Shown in the video are the 2 1/2" HST squares (used in my Kelim pattern) that were created with 2 1/4" strips, cut on grain and also 4" unfinished HSTs (used in my upcoming Kelimi pattern ) that were created with 3 1/2" strips  (tested when cut on grain and on bias).

Fabrics used in the video are from my Capri collection for Art Gallery fabrics.


I wouldn't recommend it when bigger HST units are in game (like over 6"), but I still didn't have a quilt asking for that large HSTs.

In my quilt patterns I like to include a diagram, measurements and directions for this method, but I realized that it would be much more convenient, to just gather all that info in one place, under this blog post and include a video too, which can be even more helpful to some quilters, especially beginners.

So, beside video, here are some pics prom the process along with the explanations.

Depending on the desired HST size, cut the fabric strips. You need 2 different fabrics and you can use the total width of the fabric (mostly 42-45" from selvedge to selvedge) or you can cut fabric on bias, if you prefer. Just place 2 strips, right sides together and sew on both sides with 1/4 seam allowance.
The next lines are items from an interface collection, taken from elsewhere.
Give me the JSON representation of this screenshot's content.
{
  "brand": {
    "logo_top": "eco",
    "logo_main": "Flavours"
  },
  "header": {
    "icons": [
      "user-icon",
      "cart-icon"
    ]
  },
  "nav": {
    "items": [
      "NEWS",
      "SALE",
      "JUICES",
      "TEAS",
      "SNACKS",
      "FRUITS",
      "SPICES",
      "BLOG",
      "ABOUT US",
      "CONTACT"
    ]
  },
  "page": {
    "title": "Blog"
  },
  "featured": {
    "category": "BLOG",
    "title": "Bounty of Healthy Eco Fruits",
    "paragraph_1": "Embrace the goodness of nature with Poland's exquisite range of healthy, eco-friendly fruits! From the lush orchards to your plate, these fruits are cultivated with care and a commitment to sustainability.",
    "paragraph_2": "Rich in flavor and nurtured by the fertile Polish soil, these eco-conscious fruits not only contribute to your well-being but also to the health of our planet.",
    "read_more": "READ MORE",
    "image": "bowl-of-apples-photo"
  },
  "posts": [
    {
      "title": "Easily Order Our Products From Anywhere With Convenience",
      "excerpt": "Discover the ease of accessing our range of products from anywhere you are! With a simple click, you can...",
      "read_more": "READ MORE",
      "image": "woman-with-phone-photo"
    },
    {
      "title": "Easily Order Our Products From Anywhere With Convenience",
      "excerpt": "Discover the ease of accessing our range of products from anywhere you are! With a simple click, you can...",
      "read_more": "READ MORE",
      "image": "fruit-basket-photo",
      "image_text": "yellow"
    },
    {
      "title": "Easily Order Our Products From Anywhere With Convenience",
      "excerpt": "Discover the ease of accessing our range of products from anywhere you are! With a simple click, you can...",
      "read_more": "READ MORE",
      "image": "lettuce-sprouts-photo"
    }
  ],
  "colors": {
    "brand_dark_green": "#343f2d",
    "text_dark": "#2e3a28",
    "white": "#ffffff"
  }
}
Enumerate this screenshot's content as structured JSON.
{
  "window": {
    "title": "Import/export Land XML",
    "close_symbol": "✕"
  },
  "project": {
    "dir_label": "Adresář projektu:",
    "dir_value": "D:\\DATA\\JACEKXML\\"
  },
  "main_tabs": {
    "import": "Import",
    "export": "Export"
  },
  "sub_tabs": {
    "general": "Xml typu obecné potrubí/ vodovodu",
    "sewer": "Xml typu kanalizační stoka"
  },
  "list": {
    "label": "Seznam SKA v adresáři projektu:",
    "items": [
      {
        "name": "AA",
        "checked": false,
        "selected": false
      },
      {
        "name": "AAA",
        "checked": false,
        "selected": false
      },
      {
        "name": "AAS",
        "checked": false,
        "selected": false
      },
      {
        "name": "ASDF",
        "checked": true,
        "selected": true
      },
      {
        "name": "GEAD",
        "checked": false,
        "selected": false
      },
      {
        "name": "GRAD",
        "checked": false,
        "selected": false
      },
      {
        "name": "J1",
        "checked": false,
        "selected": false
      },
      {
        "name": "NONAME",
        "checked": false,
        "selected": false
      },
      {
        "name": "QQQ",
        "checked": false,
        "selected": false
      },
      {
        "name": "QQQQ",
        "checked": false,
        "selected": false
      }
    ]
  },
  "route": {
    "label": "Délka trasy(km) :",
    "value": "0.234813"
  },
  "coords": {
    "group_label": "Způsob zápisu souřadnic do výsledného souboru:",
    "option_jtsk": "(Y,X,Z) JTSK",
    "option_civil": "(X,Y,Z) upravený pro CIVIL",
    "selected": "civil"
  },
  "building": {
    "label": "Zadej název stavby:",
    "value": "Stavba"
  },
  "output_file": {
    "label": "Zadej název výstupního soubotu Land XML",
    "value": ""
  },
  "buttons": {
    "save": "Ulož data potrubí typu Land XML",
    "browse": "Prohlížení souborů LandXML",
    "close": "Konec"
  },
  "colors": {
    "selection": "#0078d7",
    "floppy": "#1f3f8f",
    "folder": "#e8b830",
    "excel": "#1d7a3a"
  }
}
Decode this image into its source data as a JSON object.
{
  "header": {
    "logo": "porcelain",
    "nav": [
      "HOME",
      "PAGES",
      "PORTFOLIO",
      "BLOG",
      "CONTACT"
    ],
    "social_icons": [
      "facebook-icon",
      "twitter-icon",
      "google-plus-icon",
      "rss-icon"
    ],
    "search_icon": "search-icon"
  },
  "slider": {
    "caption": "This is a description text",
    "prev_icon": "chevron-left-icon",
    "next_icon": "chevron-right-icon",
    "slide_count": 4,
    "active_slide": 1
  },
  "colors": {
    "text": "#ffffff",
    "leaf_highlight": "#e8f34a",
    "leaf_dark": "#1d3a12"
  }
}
Large square ruler with a 45 degree line is needed to make accurate HSTs. There's also a special strip tube ruler available for this great technique and it basically gives you immediately the requirements for strips cutting.

Depending on the size of the unfinished HSTs and precision in cutting, the number of obtained HSTs will differ. I usually get 14-16 of 2 1/2" unfinished HSTs from 2 1/4" strips.

Cut along as you go, re-positioning your ruler from one side (one seam) to another (or flip the fabric set from one side to another, if easier). Trim the dog ears.
Carefully open the HSTs, finger press seams open and don't pull or push them with iron, just gently press (put the iron on the top for a few seconds) them with the iron.

In case you are interested in cutting your HSTs for the THROW size of my Kelimi quilt pattern, here are the cutting requirements:
-cut strips in fabrics A-N needed for HSTS in 3 1/4" x WOF

fabric A: (7) 3 1/4" x WOF strips
fabric B: (8) 3 1/4" x WOF strips
fabric C(8) 3 1/4" x WOF strips
fabric D(8) 3 1/4" x WOF strips
fabric E(8) 3 1/4" x WOF strips
fabric F(8) 3 1/4" x WOF strips
fabric G(7) 3 1/4" x WOF strips
fabric H(5) 3 1/4" x WOF strips
fabric I(4) 3 1/4" x WOF strips
fabric J(3) 3 1/4" x WOF strips
fabric K(1) 3 1/4" x WOF strips
fabric L(5) 3 1/4" x WOF strips
fabric M(3) 3 1/4" x WOF strips
fabric N(1) 3 1/4" x WOF strips

You can get 12-14 HSTs from one 3 1/4" x WOF tube, depending on precision.

In case you would need to print this, I am including an illustrated page from my patterns, showing the traditional (2 at a time) method and tube quilting method.

Using simple strip piecing (sewing available fabric strips lengthwise in rows) and using this method, you can obtain beautiful blocks and this is also my favorite way of using scraps. 

Happy sewing!